The Camphor Flame: Popular Hinduism and Society in India

Popular Hinduism is shaped, above all, by worship of a multitude of powerful divine beings — a superabundance indicated by the proverbial total of 330 million gods and goddesses. The fluid relationship between these beings and humans is a central theme of this rich and accessible study of popular Hinduism in the context of the society of contemporary India. Lucidly organized and skillfully written, The Camphor Flame brings clarity to an immensely complicated subject. C. J. Fuller combines ethnographic case studies with comparative anthropological analysis and draws on textual and historical scholarship as well. The book’s new afterword brings the study up-to-date by examining the relationship between popular Hinduism and contemporary Hindu nationalism.

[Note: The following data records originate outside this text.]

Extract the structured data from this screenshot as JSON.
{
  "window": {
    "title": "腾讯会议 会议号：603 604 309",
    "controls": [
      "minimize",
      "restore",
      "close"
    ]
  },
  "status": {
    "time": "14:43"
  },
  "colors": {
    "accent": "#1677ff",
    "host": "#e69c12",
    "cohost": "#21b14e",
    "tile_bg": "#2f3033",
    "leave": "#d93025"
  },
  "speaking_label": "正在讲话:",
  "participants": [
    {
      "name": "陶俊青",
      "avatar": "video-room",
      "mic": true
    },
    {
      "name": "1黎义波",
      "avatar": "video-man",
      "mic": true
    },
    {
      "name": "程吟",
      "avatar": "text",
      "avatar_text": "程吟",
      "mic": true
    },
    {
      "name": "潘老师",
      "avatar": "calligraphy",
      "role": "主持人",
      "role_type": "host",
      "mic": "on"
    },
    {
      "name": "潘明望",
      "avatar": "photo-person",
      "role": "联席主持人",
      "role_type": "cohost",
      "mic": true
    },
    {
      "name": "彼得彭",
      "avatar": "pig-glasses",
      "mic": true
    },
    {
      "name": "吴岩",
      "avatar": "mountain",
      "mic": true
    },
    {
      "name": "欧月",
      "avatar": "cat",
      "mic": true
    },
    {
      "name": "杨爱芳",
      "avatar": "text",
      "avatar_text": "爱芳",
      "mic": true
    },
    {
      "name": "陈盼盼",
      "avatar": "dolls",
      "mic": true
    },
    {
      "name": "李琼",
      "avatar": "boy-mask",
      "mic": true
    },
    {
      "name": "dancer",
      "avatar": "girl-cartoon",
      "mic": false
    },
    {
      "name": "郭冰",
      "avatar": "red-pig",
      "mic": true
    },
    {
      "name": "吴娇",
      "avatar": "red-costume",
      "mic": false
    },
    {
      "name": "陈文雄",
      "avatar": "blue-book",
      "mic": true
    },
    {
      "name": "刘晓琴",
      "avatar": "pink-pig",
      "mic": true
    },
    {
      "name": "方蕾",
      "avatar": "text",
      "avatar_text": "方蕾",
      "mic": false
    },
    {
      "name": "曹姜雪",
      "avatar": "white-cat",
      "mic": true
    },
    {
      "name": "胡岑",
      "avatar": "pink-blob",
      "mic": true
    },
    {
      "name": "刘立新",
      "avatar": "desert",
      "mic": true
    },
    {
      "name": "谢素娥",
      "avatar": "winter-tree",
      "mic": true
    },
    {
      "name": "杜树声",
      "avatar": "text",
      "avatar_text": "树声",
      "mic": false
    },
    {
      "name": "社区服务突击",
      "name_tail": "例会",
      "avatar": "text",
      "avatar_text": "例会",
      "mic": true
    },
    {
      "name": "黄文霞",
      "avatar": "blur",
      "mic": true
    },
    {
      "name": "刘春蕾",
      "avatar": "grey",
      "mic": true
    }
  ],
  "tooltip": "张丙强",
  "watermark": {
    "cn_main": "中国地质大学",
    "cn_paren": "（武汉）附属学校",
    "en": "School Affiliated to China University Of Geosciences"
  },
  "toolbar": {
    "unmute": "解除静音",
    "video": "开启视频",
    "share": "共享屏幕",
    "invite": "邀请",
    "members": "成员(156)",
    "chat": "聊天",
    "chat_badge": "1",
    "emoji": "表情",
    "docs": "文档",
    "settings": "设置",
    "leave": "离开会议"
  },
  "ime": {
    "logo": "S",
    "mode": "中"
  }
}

Especially effective for anthropologically oriented approaches to the teaching of Hinduism.


Hinduism: A Very Short Introduction

Hinduism is practised by nearly eighty per cent of India’s population, and by some seventy million people outside India. In this Very Short Introduction, Kim Knott offers a succinct and authoritative overview of this major religion, and analyses the challenges facing it in the twenty-first century. She discusses key preoccupations of Hinduism such as the centrality of the Veda as religious texts, the role of Brahmins, gurus, and storytellers in the transmission of divine truths, and the cultural and moral importance of epics such as the Ramayana.

As part of the Very Short Introductions series, these is a slim volume (160 pages), best suited if used in tandem with other materials for semester-long courses.